--- Recorded information ---

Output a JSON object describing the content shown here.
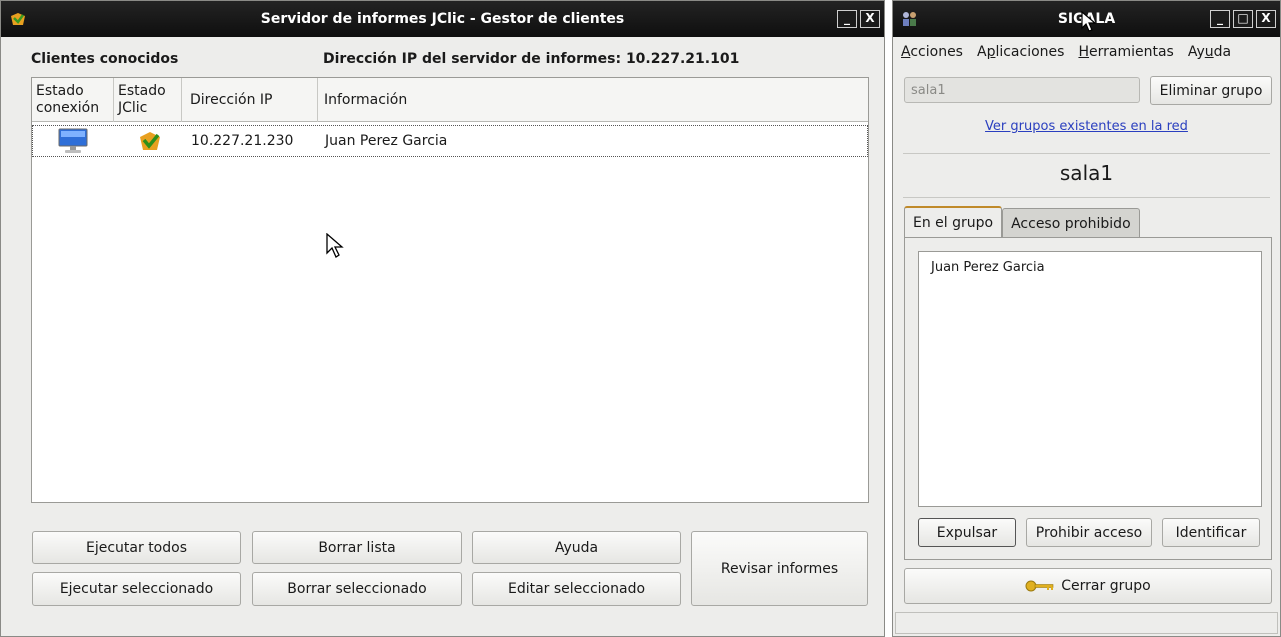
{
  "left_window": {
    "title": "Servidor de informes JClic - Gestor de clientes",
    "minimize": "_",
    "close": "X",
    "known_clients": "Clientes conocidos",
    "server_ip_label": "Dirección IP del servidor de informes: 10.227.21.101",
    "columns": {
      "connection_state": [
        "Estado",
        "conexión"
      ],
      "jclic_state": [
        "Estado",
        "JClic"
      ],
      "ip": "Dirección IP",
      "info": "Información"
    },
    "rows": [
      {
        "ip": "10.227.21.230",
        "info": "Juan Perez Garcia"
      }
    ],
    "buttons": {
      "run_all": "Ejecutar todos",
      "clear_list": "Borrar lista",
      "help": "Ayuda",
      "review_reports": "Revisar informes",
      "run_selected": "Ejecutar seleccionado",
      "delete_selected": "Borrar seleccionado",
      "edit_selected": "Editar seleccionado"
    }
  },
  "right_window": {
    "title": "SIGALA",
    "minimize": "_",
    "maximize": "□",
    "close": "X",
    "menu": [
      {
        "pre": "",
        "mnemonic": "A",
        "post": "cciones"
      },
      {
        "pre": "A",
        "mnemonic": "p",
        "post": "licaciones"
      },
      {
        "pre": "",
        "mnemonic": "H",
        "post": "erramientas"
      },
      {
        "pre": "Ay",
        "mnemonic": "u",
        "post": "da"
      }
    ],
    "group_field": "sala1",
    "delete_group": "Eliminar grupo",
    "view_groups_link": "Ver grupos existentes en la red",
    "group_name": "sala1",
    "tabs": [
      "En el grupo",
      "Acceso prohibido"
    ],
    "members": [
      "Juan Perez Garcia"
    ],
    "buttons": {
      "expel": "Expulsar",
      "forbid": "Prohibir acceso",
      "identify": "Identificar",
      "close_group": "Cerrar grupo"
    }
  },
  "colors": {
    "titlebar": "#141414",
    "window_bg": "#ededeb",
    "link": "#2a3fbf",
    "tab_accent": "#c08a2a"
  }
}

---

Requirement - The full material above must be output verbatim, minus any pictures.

Response to this exercise -
Output a JSON object describing the content shown here.
{
  "left_window": {
    "title": "Servidor de informes JClic - Gestor de clientes",
    "minimize": "_",
    "close": "X",
    "known_clients": "Clientes conocidos",
    "server_ip_label": "Dirección IP del servidor de informes: 10.227.21.101",
    "columns": {
      "connection_state": [
        "Estado",
        "conexión"
      ],
      "jclic_state": [
        "Estado",
        "JClic"
      ],
      "ip": "Dirección IP",
      "info": "Información"
    },
    "rows": [
      {
        "ip": "10.227.21.230",
        "info": "Juan Perez Garcia"
      }
    ],
    "buttons": {
      "run_all": "Ejecutar todos",
      "clear_list": "Borrar lista",
      "help": "Ayuda",
      "review_reports": "Revisar informes",
      "run_selected": "Ejecutar seleccionado",
      "delete_selected": "Borrar seleccionado",
      "edit_selected": "Editar seleccionado"
    }
  },
  "right_window": {
    "title": "SIGALA",
    "minimize": "_",
    "maximize": "□",
    "close": "X",
    "menu": [
      {
        "pre": "",
        "mnemonic": "A",
        "post": "cciones"
      },
      {
        "pre": "A",
        "mnemonic": "p",
        "post": "licaciones"
      },
      {
        "pre": "",
        "mnemonic": "H",
        "post": "erramientas"
      },
      {
        "pre": "Ay",
        "mnemonic": "u",
        "post": "da"
      }
    ],
    "group_field": "sala1",
    "delete_group": "Eliminar grupo",
    "view_groups_link": "Ver grupos existentes en la red",
    "group_name": "sala1",
    "tabs": [
      "En el grupo",
      "Acceso prohibido"
    ],
    "members": [
      "Juan Perez Garcia"
    ],
    "buttons": {
      "expel": "Expulsar",
      "forbid": "Prohibir acceso",
      "identify": "Identificar",
      "close_group": "Cerrar grupo"
    }
  },
  "colors": {
    "titlebar": "#141414",
    "window_bg": "#ededeb",
    "link": "#2a3fbf",
    "tab_accent": "#c08a2a"
  }
}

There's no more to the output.